Don't plan on wearing what used to be called your Sunday-go-to-meetin' duds to the Schlafly Bottleworks. It's as casual as a well-worn pair of sandals. Larger inside than it appears from the street, it's the scene of farmers' markets, private meetings, a bar, a restaurant and, oh, yes, a brewery, too. The imaginative and interesting ground-breaker for the Maplewood-Manchester strip is a sibling of the Tap Room downtown, but except for a single item, the menus are totally different.
Interestingly, the bar has plenty of televisions but no servers; orders must be placed with the bartender. Evenings seem to start with a combination of people in post-work relaxation mode and families, probably post-work themselves, with young parents feeding younger diners. As the evening ripens, the crowd morphs into more singles and dates, probably paying more attention to the beer than the earlier group.
The Bottleworks kitchen, always a fan and supporter of local suppliers, has strengthened its connections through the years. Many farmers and ranchers have names familiar to patrons of farmers' markets, including the one that operates just outside the front door. The hamburger, for instance, is made with bison commercially raised within a hundred miles of St. Louis.
We didn't have the burger this visit, though previous tastings have proven anywhere from adequate to good. Instead, we kicked things off with a cup of elk chili, thick and studded with beans and bits of tomato. Just enough of a kick in terms of spiciness, and quite satisfying. The sausage platter, one of several appetizers large enough to share comfortably, offered slices of lamb, Italian and andouille.

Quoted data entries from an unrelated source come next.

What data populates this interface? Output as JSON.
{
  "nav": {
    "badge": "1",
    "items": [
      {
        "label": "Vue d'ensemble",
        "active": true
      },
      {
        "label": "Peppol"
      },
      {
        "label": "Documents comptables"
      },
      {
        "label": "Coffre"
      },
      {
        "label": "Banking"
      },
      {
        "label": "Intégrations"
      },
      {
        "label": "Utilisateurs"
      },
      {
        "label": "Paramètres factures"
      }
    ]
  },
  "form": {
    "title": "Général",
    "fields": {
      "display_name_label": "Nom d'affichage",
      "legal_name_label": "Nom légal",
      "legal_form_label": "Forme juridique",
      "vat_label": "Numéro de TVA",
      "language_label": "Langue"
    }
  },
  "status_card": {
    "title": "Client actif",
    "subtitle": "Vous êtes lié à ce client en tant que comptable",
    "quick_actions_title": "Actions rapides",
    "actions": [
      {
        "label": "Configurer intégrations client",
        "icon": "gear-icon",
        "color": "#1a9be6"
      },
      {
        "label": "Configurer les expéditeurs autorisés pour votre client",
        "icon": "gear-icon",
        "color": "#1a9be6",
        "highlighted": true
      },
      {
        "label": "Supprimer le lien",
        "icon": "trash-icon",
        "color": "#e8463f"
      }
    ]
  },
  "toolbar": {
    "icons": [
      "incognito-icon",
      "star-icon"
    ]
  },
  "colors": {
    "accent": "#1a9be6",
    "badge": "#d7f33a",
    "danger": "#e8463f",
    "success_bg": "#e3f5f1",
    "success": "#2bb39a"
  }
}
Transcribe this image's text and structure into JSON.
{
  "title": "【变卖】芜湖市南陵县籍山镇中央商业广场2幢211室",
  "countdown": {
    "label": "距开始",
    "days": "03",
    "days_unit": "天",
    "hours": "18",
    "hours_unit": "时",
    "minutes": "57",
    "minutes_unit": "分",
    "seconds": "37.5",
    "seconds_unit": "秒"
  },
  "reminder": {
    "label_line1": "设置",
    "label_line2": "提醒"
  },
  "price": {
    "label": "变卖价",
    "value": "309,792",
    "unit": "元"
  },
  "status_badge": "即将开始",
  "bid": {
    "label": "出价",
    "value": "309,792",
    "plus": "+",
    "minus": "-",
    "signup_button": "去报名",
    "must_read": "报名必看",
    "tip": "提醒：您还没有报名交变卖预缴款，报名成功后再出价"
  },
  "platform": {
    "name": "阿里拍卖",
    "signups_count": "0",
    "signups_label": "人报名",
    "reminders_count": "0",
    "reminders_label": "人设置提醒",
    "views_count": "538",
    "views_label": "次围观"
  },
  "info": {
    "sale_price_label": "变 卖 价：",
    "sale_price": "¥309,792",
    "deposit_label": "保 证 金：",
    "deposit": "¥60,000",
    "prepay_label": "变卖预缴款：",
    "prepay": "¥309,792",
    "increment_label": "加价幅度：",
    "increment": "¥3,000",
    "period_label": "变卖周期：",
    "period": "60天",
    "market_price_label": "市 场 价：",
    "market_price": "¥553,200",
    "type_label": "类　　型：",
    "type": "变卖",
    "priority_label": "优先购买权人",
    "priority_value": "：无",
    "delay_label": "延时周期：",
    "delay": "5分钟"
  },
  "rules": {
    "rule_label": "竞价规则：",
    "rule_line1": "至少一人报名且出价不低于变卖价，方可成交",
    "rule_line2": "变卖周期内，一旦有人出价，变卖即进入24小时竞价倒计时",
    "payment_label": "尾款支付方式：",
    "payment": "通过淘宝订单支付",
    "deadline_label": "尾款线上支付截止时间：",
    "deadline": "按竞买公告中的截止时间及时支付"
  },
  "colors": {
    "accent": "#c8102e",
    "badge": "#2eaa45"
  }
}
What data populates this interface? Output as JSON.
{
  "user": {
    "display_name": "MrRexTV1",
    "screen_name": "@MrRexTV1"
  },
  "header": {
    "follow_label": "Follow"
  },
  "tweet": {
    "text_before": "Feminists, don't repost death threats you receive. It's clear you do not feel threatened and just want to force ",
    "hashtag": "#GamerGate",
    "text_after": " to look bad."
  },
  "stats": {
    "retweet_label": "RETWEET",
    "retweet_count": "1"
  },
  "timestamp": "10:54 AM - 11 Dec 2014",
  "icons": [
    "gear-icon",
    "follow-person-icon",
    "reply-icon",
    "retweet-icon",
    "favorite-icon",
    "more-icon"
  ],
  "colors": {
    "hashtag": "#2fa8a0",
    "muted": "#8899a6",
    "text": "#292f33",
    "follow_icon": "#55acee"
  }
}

The lamb was outstanding, the others probably pork (the meat was not specified) and satisfactory, though the andouille was very mild indeed. Too mild, in fact, but then again, we have deep affection for spicy food. Thick slices of smoked gouda and an Iowa cheese called Prairie Breeze, semi-firm and creamy, marked the plate, along with a delicious, perfectly cooked head of roasted garlic, some seasoned crostini that we think are from Companion (in lieu of the promised toast points), and Centennial Farms' delicious strawberry-chili jam. The only thing lacking was some mustard, but our server rustled some up in a hurry.
The Bottleworks may well be the only restaurant in the area to offer a sardine sandwich. While this may evoke some wrinkled noses, we love sardines, and did long before they were considered healthy food. Large, skinless and boneless fillets, the kind Joe always described as Portuguese, as opposed to the smaller, skin-on variety from Norway, were on sourdough bread that had been grilled on the outside. It was topped with lettuce, a little mustard and a squeeze of lemon, but no sign, darn it, of the promised pickled onions. Very messy to eat, with the sardines falling out all sides despite a double-fisted grasp. Extremely tasty and a good idea but really needing more attention in terms of execution. The side dish was a cup of exemplary potato salad laced with horseradish.
Bison stew? Sure. Dark brown gravy, small pieces of the tender, beef-like meat, nuggets of sweet potato and mushrooms, along with a few carrots and, of course, onion. Riding atop the stew like a buoy was a muffin-shaped piece of delightful real cornbread, tender and corny.
Another sharing thing could be the sticky toffee pudding, the Schlafly signature dessert that is one of the three or four best in the area, and one served downtown, too. While the serving is immense, it's so good that the other side of the plate should face someone the diner feels very kindly towards. If you've never had it, think of a tender brick of cake, spiced and sweet, the dates in the batter having dissolved in the baking, topped with a warm and very sticky toffee sauce, sharing the plate with a baseball-sized scoop of real whipped cream. Some people go for the ice cream made with Schlafly stout, but that's gilding the lily. Try it in the original version first.
Good service, but a kitchen that, at least early in the evening, tends to rush diners by cramming courses together too quickly. We know it's quiet, guys, but let us relax and enjoy the food.
Beer, of course, much of it made in-house, and also a wine list, both local and farther afield. No reservations on Friday or Saturday evenings, and there's a brunch menu available Sundays.
7260 Southwest Ave., Maplewood
Lunch & Dinner daily, Brunch Sun.
Credit cards: Yes
Wheelchair access: Excellent